Concentrations of Bt spores in dead bees as colony-forming units per gram matrix (cfu/g) over the experimental period. Pooled sample from all colonies with about 10–14 bees per sampling date was analyzed. High concentrations of Bt spores were detected at a later date after applications, indicating the chronic Bt spore exposure of bees and possible infective properties of Bt

Although Bt strains are assumed to be selective on target pests, recent reports indicate cross-order effects (van Frankenhuyzen et al. 2017). For example, the Coleopteran-targeted formulation can cause negative effects on Lepidopteran (Redmond et al. 2020), the Lepidopteran-targeted formulation on Coleopteran and the Dipteran (Coyle et al. 2000; Babin et al. 2020; Nawrot-Esposito et al. 2020), and Diptera-targeted formulation on Coleopteran (Tudoran et al. 2020). Regarding the effects on bees, differences in the sensitivity of adult worker bees to different Bt products were reported (Brighenti et al. 2007; Mommaerts et al. 2010; D’urso V, Mazzeo G, Vaccalluzzo V, Sabella G, Bucchieri F, Viscuso R, Vitale DG, , 2017; Libardoni et al. 2018; Potrich et al. 2018; Steinigeweg et al. 2021). Steinigeweg et al. (2021) reported increased mortality under laboratory conditions after exposure to Bta ABTS 1857 at a range of 106–107 cfu/g. Other Bt strains also reduced the survival duration of adult bees (Libardoni et al. 2018; Potrich et al. 2018). Studies considered the interactions between single species in the bee gut microbiome and their community dynamics in relation to the bees’ health (Engel et al. 2016). Since the applied MPCPs contain living active ingredients, further studies should particularly determine their impact on the composition and development of the honeybee gut microbiome.

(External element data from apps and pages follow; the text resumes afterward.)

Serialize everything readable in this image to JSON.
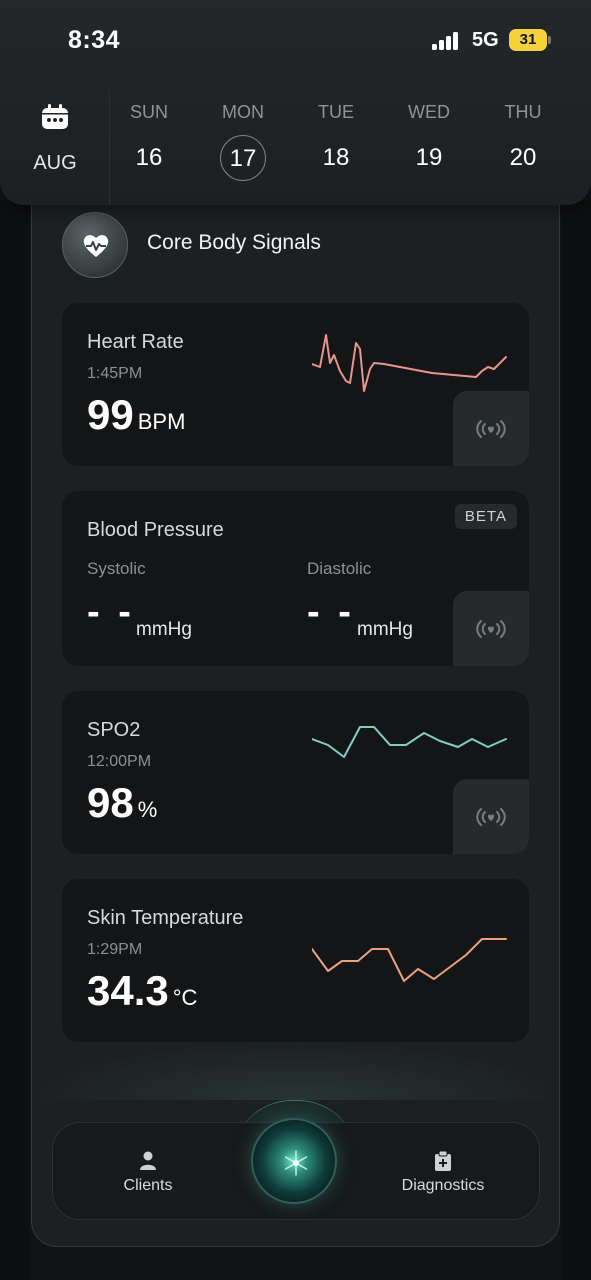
{
  "status_bar": {
    "time": "8:34",
    "network": "5G",
    "battery": "31"
  },
  "calendar": {
    "month": "AUG",
    "days": [
      {
        "name": "SUN",
        "num": "16",
        "selected": false
      },
      {
        "name": "MON",
        "num": "17",
        "selected": true
      },
      {
        "name": "TUE",
        "num": "18",
        "selected": false
      },
      {
        "name": "WED",
        "num": "19",
        "selected": false
      },
      {
        "name": "THU",
        "num": "20",
        "selected": false
      }
    ]
  },
  "section": {
    "title": "Core Body Signals",
    "icon": "heart-pulse-icon"
  },
  "heart_rate": {
    "title": "Heart Rate",
    "time": "1:45PM",
    "value": "99",
    "unit": "BPM",
    "line_color": "#e8958a",
    "icon": "live-signal-icon"
  },
  "blood_pressure": {
    "title": "Blood Pressure",
    "badge": "BETA",
    "systolic_label": "Systolic",
    "systolic_value": "- -",
    "diastolic_label": "Diastolic",
    "diastolic_value": "- -",
    "unit": "mmHg",
    "icon": "live-signal-icon"
  },
  "spo2": {
    "title": "SPO2",
    "time": "12:00PM",
    "value": "98",
    "unit": "%",
    "line_color": "#7fcfc7",
    "icon": "live-signal-icon"
  },
  "skin_temp": {
    "title": "Skin Temperature",
    "time": "1:29PM",
    "value": "34.3",
    "unit": "°C",
    "line_color": "#e9a27d"
  },
  "nav": {
    "left_label": "Clients",
    "right_label": "Diagnostics",
    "left_icon": "person-icon",
    "right_icon": "clipboard-medical-icon",
    "center_icon": "ai-orb-icon"
  }
}
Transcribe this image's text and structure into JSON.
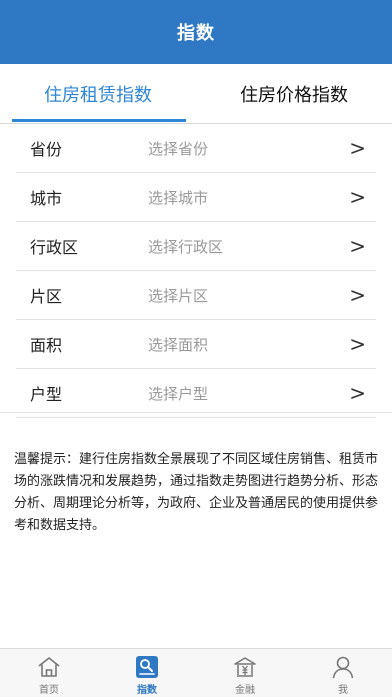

Our study shows for the first time that the viability of Bt spores differs from honeybee colony conditions to field conditions. Remarkably, although the most used microorganism isolated from the natural environment, the application intensity and formulated products may cause significantly higher exposure levels than the background level. Thus, exhaustive examinations of MPCPs’ effect on the honeybee and other bee species under field conditions will help understand the natural role and the behavior of “living active ingredients” for beneficial organisms. This should include several parameters to be long-term–investigated to enable proper risk assessment.